For those of you who may have missed it, about two years ago I wrote a young adult fiction manuscript about a silkie, a mythical creature who supposedly sheds her skin and drags her victims below the waves to the unknown. My story has a few twists on the classic mythology with Sam the mysterious teenage boy down the beach, but it still revolves around seals and the ocean. The manuscript, entitled SKIN, is with my wonderful agents at Literary Counsel, and I am working (slowly...) on a sequel.
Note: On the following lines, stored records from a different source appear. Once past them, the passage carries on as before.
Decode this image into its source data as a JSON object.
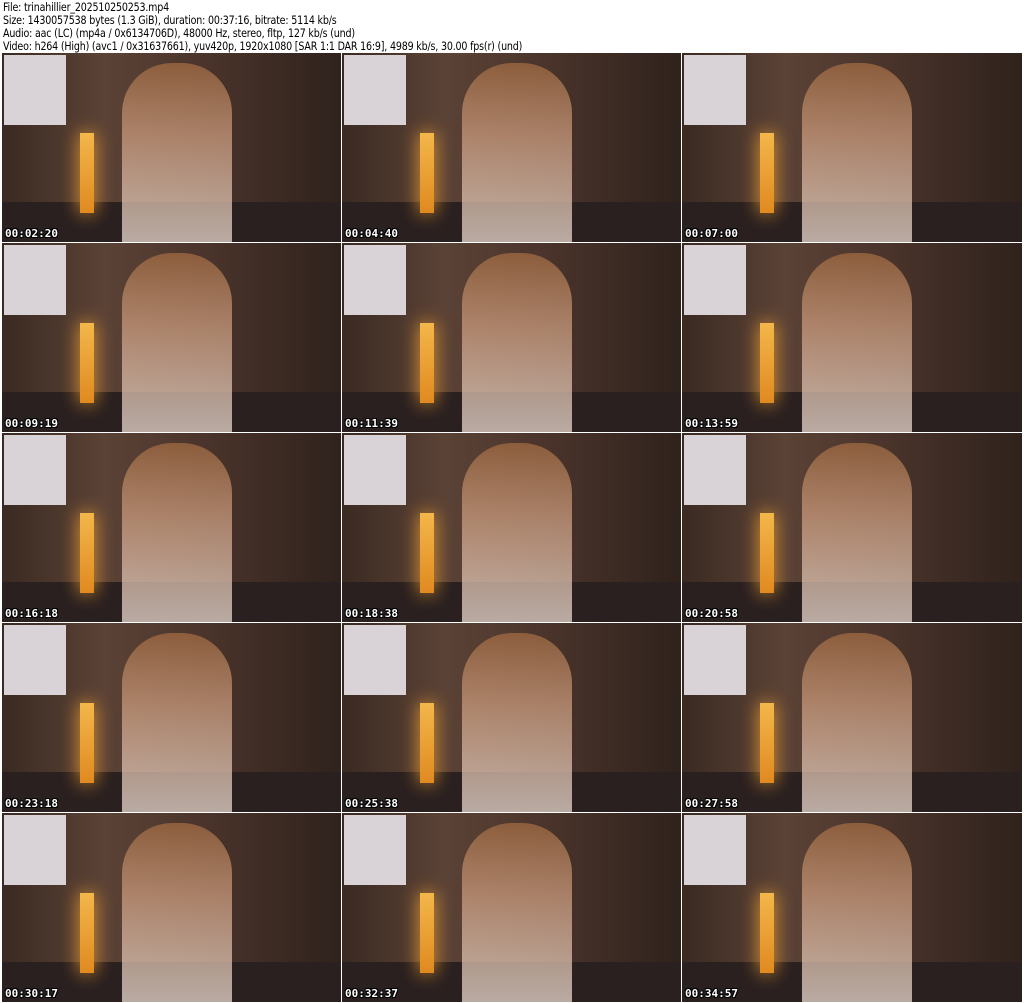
{
  "info": {
    "file": "File: trinahillier_202510250253.mp4",
    "size": "Size: 1430057538 bytes (1.3 GiB), duration: 00:37:16, bitrate: 5114 kb/s",
    "audio": "Audio: aac (LC) (mp4a / 0x6134706D), 48000 Hz, stereo, fltp, 127 kb/s (und)",
    "video": "Video: h264 (High) (avc1 / 0x31637661), yuv420p, 1920x1080 [SAR 1:1 DAR 16:9], 4989 kb/s, 30.00 fps(r) (und)"
  },
  "thumbnails": [
    {
      "time": "00:02:20"
    },
    {
      "time": "00:04:40"
    },
    {
      "time": "00:07:00"
    },
    {
      "time": "00:09:19"
    },
    {
      "time": "00:11:39"
    },
    {
      "time": "00:13:59"
    },
    {
      "time": "00:16:18"
    },
    {
      "time": "00:18:38"
    },
    {
      "time": "00:20:58"
    },
    {
      "time": "00:23:18"
    },
    {
      "time": "00:25:38"
    },
    {
      "time": "00:27:58"
    },
    {
      "time": "00:30:17"
    },
    {
      "time": "00:32:37"
    },
    {
      "time": "00:34:57"
    }
  ]
}
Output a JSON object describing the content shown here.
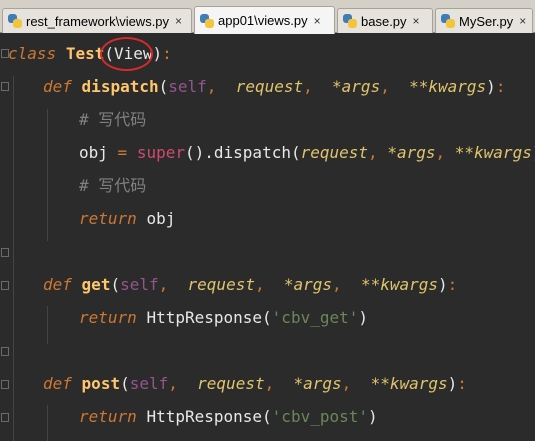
{
  "tabs": [
    {
      "label": "rest_framework\\views.py",
      "close": "×",
      "active": false
    },
    {
      "label": "app01\\views.py",
      "close": "×",
      "active": true
    },
    {
      "label": "base.py",
      "close": "×",
      "active": false
    },
    {
      "label": "MySer.py",
      "close": "×",
      "active": false
    }
  ],
  "code": {
    "line1": {
      "kw": "class",
      "name": "Test",
      "open": "(",
      "base": "View",
      "close": ")",
      "colon": ":"
    },
    "dispatch": {
      "kw": "def",
      "name": "dispatch",
      "open": "(",
      "self": "self",
      "c1": ",",
      "p1": "request",
      "c2": ",",
      "p2": "*args",
      "c3": ",",
      "p3": "**kwargs",
      "close": ")",
      "colon": ":"
    },
    "comment1": "# 写代码",
    "objline": {
      "var": "obj",
      "eq": "=",
      "sup": "super",
      "call": "().dispatch(",
      "p1": "request",
      "c1": ",",
      "p2": "*args",
      "c2": ",",
      "p3": "**kwargs",
      "close": ")"
    },
    "comment2": "# 写代码",
    "return_obj": {
      "kw": "return",
      "val": "obj"
    },
    "get": {
      "kw": "def",
      "name": "get",
      "open": "(",
      "self": "self",
      "c1": ",",
      "p1": "request",
      "c2": ",",
      "p2": "*args",
      "c3": ",",
      "p3": "**kwargs",
      "close": ")",
      "colon": ":"
    },
    "return_get": {
      "kw": "return",
      "call": "HttpResponse(",
      "str": "'cbv_get'",
      "close": ")"
    },
    "post": {
      "kw": "def",
      "name": "post",
      "open": "(",
      "self": "self",
      "c1": ",",
      "p1": "request",
      "c2": ",",
      "p2": "*args",
      "c3": ",",
      "p3": "**kwargs",
      "close": ")",
      "colon": ":"
    },
    "return_post": {
      "kw": "return",
      "call": "HttpResponse(",
      "str": "'cbv_post'",
      "close": ")"
    }
  },
  "colors": {
    "background": "#2b2b2b",
    "keyword": "#cc7832",
    "function_name": "#ffc66d",
    "self": "#94558d",
    "parameter": "#e0c46c",
    "comment": "#808080",
    "string": "#6a8759",
    "annotation": "#d62b2b"
  }
}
You also may or may not know that last year we moved from central Canada to the Pacific Coast to Vancouver Island, right on the body of water known as the Salish Sea. On the very first day we arrived, we saw a harbour seal outside of our hotel. The next day we saw two. And now pretty much every time we go by the water, at least one little dark-eyed head pops up to say hello. They are so thoughtful and inquisitive, but still shy enough to give you just a look or two before they move on. They look kind of like golden retrievers, but with big, sharp claws. I love them, and I'm constantly reminded of SKIN when I see them.
A porpoise on our starboard beam 

Yesterday my family and I were sailing. Before we went out we saw a fat seal, who popped up on the wharf and hung out for a bit. We called him Dave. We took the boat, went out for a few hours, and were followed by porpoises and a few other seals. It was a wonderful day of fresh air and family time.

When we came back Dave appeared to have a very affectionate friend, whom we called Davette. We giggled a bit at how close they were. Dave (or Davette?) truly appeared to be climbing on top of the other's back. Yeah. My thoughts went there too.

The kids popped up to the car, and I ran back to the boat to do something just before we left. I heard a splash and looked around, and there was this little face checking me out, not two feet away.

I thought it was Davette, but on a second look, Davette was REALLY small. Then Davette flipped over and I saw something umbilical cord still attached! Davette was a Baby Davie! Just out! Brand new! Then momma popped up and Davie wanted to play and snuggle. This was all literally right at my feet.

Davie and mom

I even got some (very poor quality) video:

Of course there was no one around to share this amazing sight with...but my handy dandy iPhone had to suffice. 

Perhaps it's time to get back to that sequel? Hmmm...Could Sam have a little brother? 

So much to write little time.